The input>
○ ○ ○ ○ ○ ○ ○

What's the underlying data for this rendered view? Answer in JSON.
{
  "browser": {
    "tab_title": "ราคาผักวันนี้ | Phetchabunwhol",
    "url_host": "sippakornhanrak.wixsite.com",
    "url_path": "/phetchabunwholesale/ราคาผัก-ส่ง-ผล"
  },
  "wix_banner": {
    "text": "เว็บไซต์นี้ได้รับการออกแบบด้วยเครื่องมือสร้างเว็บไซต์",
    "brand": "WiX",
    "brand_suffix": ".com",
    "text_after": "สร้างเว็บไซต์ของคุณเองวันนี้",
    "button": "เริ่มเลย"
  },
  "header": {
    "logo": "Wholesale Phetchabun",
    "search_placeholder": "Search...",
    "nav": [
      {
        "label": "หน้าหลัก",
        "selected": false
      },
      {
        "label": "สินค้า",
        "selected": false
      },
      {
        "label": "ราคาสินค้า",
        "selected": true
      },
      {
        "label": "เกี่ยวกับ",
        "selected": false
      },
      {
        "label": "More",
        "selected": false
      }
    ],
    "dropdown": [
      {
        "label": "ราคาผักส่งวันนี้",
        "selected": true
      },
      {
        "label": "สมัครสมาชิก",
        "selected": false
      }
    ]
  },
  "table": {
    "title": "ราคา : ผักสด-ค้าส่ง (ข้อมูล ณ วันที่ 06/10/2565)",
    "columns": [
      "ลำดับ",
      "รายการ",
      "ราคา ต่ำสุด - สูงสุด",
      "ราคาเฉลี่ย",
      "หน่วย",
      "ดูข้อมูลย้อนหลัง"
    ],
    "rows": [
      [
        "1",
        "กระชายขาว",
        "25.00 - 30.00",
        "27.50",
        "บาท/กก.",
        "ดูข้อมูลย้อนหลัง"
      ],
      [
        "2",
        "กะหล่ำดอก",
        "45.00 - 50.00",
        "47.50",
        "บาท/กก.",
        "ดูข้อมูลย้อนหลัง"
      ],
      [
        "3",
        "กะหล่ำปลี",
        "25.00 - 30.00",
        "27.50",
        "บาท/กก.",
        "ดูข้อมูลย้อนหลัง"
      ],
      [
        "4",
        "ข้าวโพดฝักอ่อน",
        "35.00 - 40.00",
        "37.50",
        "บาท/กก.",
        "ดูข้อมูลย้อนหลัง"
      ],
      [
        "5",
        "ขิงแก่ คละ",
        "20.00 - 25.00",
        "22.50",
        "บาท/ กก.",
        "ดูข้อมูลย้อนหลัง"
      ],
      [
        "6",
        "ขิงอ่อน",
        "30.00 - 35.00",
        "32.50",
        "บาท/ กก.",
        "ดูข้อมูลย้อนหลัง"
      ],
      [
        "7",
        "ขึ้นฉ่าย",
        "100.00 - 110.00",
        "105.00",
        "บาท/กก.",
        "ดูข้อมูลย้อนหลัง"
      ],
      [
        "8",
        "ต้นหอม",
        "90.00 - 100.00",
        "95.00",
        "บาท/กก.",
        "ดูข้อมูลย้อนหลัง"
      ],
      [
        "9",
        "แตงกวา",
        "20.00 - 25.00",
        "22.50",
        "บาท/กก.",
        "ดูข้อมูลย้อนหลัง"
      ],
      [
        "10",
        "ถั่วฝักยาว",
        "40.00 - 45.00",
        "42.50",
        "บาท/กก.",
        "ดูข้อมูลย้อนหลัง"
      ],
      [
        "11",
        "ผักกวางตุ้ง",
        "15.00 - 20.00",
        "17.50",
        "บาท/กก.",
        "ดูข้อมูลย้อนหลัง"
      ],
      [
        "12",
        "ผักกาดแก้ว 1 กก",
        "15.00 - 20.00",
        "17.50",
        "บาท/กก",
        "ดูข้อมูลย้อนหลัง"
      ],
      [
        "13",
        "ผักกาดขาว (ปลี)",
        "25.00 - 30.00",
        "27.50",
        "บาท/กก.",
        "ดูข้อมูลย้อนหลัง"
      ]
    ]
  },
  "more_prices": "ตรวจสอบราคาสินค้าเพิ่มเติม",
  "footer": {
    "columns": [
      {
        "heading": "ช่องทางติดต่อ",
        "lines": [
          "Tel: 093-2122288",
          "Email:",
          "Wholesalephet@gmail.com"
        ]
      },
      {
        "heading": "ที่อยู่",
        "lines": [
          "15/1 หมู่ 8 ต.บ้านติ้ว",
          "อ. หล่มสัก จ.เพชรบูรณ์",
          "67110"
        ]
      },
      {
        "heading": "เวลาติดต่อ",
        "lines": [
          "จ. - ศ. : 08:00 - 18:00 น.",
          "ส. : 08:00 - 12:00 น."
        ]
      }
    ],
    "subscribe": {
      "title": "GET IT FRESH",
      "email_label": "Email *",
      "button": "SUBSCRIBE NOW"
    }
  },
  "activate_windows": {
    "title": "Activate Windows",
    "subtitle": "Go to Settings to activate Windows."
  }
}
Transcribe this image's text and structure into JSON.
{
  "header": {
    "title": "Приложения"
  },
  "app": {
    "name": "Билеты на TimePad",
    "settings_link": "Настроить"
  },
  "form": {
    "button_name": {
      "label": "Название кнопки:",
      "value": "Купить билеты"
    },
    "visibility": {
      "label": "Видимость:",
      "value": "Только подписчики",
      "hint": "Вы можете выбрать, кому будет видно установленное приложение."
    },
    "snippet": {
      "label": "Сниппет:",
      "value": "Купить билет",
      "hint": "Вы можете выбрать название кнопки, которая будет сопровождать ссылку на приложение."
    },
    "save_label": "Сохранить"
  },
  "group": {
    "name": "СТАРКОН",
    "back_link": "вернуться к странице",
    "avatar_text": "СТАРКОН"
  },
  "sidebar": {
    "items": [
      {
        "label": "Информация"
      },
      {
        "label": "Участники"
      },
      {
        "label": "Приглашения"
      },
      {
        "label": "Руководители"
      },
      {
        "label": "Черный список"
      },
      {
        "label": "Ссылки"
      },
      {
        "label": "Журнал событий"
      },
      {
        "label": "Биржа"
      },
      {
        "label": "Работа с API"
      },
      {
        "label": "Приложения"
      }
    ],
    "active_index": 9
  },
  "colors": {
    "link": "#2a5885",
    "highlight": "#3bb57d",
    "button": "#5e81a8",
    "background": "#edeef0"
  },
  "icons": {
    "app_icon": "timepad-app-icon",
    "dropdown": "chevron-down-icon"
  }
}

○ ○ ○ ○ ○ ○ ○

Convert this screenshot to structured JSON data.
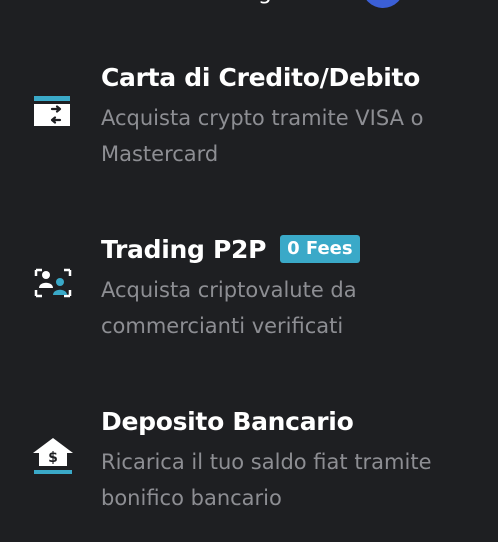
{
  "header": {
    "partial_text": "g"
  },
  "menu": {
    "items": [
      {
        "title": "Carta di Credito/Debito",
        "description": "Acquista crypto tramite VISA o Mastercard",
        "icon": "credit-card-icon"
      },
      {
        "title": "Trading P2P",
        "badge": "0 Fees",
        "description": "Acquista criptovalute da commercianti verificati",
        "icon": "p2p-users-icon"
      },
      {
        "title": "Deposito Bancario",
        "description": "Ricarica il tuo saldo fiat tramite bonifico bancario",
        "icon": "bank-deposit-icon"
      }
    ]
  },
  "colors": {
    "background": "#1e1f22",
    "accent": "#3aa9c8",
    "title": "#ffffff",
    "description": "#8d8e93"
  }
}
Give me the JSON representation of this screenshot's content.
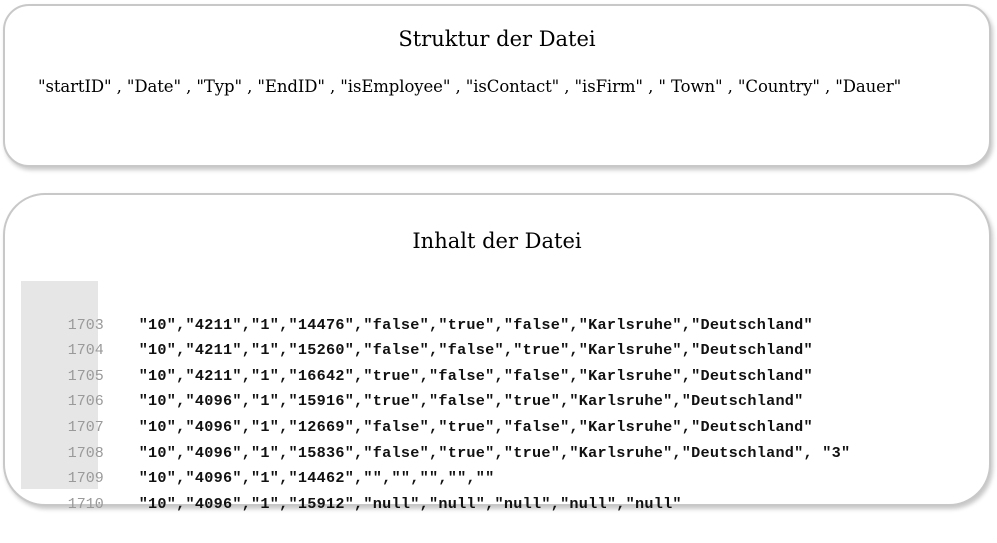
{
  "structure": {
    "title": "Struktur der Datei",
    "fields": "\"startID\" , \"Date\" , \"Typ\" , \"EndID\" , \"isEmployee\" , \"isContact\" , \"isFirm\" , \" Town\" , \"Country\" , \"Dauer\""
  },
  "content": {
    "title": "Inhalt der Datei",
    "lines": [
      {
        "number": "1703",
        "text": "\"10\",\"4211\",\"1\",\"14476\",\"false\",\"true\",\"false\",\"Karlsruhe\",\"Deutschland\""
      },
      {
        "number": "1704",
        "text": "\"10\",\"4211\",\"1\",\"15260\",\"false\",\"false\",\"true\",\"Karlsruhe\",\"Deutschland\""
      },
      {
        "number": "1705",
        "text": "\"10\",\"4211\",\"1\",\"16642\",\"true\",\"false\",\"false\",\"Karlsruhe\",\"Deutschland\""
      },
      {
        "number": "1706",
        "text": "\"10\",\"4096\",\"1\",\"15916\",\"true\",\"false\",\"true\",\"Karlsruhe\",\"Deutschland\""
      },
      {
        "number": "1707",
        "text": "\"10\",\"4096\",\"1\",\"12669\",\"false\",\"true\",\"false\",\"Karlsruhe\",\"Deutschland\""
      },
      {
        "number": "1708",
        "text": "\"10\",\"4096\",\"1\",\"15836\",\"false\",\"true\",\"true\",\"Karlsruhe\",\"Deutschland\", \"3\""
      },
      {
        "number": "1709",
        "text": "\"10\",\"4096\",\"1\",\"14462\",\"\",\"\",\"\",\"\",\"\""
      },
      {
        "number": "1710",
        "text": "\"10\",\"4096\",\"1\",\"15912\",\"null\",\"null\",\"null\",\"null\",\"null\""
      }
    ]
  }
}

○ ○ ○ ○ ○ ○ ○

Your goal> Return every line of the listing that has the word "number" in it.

Exercise solution>
        "number": "1703",
        "number": "1704",
        "number": "1705",
        "number": "1706",
        "number": "1707",
        "number": "1708",
        "number": "1709",
        "number": "1710",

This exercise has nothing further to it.